PROBLEM REQUIREMENTS:
Say how many lines in the data below contain the word "name", and give no other text.

*** SOURCE MATERIAL Section Begins ***

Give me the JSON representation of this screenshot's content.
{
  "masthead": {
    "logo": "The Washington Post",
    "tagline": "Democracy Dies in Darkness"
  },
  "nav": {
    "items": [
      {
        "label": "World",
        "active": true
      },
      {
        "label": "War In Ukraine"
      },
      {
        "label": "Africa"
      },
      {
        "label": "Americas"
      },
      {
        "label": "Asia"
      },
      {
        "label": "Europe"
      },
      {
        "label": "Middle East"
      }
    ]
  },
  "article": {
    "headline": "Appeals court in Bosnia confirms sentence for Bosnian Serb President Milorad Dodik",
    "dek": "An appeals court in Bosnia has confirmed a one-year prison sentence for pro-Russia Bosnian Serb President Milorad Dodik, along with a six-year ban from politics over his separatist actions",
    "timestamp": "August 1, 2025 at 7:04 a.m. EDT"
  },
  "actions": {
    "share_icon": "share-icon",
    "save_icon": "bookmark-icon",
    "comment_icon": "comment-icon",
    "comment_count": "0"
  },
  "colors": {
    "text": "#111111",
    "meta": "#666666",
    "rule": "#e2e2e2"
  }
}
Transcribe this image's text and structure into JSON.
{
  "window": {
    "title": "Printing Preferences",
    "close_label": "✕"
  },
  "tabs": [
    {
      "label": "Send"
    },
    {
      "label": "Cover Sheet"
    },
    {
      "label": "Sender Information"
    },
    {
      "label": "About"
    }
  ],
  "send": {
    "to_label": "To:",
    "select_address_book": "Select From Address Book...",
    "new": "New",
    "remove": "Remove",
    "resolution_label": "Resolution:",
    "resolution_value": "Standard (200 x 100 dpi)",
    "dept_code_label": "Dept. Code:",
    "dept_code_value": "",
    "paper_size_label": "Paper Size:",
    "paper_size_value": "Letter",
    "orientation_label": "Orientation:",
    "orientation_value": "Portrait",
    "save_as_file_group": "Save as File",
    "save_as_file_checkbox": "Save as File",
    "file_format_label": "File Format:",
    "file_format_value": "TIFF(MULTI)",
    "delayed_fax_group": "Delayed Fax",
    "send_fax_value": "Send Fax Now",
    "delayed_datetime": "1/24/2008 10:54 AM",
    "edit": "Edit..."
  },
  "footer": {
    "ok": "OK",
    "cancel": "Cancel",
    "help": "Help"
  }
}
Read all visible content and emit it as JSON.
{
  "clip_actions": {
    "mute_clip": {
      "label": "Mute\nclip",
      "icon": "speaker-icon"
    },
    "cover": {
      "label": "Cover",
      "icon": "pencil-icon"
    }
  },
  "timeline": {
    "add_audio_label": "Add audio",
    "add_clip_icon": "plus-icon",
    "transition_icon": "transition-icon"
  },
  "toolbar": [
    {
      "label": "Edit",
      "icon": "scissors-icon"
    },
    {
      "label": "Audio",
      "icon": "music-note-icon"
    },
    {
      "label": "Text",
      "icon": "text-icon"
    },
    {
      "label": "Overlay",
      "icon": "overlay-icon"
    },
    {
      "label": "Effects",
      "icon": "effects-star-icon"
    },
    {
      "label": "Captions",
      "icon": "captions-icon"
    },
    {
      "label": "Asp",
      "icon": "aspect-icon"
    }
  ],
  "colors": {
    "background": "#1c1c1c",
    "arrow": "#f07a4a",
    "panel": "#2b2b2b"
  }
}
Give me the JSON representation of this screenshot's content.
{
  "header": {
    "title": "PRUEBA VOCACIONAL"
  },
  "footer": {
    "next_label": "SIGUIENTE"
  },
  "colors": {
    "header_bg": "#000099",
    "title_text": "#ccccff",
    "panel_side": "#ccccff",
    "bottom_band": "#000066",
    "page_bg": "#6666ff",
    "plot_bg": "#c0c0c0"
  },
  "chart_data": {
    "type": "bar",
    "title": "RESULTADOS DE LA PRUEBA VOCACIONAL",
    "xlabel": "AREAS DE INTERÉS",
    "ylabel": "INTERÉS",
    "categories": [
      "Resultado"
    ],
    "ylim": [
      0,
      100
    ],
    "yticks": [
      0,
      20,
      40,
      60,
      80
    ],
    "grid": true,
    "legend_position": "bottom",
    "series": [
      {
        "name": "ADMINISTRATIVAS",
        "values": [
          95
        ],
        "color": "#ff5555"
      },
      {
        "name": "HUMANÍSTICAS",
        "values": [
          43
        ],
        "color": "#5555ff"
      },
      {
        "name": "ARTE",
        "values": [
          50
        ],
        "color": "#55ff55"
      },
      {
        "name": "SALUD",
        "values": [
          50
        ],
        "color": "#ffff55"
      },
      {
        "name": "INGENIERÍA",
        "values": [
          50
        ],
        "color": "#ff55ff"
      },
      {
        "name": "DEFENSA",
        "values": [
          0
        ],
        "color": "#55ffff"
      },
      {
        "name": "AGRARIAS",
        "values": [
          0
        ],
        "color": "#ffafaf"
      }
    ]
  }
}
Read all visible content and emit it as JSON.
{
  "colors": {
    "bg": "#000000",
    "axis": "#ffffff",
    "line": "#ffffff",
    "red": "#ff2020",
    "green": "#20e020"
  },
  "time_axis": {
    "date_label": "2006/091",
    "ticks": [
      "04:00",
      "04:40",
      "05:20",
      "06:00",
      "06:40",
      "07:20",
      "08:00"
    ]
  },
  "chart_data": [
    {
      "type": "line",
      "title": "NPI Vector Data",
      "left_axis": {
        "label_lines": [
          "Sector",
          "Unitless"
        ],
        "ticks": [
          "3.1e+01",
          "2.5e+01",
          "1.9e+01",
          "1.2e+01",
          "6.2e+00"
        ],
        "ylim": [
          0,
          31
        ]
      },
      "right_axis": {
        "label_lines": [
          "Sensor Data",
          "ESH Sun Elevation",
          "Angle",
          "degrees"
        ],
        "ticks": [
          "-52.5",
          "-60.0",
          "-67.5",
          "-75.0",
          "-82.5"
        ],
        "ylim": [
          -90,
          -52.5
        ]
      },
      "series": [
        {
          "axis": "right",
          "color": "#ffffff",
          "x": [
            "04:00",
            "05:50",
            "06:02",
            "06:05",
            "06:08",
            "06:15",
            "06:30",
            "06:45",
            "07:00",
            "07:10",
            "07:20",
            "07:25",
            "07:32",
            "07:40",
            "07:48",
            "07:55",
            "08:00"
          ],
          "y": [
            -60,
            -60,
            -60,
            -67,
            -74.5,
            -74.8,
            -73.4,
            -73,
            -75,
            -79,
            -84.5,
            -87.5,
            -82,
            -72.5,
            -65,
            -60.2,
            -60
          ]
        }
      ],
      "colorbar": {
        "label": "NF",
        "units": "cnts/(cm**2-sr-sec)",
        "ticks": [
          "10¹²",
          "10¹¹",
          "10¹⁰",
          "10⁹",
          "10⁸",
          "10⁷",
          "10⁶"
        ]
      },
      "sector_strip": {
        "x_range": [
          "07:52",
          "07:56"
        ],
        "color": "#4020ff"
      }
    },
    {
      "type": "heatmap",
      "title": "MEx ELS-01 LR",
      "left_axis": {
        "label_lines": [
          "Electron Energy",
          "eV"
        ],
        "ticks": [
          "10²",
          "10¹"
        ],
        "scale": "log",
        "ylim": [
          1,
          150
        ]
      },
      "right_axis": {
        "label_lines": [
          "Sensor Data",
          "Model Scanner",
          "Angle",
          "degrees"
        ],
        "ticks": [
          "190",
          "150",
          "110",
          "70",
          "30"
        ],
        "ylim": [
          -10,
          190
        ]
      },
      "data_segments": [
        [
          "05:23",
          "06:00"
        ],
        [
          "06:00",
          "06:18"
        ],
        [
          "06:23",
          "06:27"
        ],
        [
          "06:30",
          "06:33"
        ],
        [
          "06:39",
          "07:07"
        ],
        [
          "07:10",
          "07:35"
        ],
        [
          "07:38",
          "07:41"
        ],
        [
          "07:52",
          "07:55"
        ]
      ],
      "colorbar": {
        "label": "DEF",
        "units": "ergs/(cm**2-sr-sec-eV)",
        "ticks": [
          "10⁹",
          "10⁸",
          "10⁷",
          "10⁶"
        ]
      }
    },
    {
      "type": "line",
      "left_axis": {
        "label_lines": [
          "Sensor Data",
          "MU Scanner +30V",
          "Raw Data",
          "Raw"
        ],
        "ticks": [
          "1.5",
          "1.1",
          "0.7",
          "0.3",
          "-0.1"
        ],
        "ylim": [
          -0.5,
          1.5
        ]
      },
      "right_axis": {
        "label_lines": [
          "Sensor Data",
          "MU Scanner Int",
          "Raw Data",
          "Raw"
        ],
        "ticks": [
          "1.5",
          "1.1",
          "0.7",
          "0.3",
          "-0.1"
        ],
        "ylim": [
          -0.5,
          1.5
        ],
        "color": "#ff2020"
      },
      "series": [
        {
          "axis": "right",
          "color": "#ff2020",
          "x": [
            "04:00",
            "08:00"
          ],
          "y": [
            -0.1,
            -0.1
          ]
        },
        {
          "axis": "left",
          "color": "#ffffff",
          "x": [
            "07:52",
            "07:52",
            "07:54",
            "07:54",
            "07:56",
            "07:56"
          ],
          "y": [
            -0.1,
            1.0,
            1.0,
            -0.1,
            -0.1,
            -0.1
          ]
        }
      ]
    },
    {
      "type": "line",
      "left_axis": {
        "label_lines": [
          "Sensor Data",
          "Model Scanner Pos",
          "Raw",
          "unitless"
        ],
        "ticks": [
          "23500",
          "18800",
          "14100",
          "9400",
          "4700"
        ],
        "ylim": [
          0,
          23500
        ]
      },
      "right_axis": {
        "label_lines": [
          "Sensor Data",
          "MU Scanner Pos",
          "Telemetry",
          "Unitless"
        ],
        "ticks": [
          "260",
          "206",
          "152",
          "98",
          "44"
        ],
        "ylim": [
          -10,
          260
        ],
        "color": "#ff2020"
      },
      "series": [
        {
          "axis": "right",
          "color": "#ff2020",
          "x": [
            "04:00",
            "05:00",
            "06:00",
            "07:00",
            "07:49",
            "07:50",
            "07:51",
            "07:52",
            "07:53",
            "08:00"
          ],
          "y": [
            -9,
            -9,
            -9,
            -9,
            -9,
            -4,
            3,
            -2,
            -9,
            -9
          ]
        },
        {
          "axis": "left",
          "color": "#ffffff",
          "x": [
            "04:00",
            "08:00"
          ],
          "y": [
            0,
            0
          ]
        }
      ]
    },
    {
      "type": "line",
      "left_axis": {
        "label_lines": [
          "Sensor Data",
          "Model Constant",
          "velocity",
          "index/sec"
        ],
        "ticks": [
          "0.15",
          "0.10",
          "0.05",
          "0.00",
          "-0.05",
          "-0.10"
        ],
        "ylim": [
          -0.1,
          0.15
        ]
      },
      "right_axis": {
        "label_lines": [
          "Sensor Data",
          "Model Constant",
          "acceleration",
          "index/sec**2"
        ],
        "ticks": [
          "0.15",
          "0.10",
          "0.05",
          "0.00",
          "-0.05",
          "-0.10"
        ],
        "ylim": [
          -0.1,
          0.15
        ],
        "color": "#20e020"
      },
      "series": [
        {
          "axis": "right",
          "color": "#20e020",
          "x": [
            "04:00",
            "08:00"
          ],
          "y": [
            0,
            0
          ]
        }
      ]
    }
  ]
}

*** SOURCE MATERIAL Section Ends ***

EXERCISE RESPONSE:
7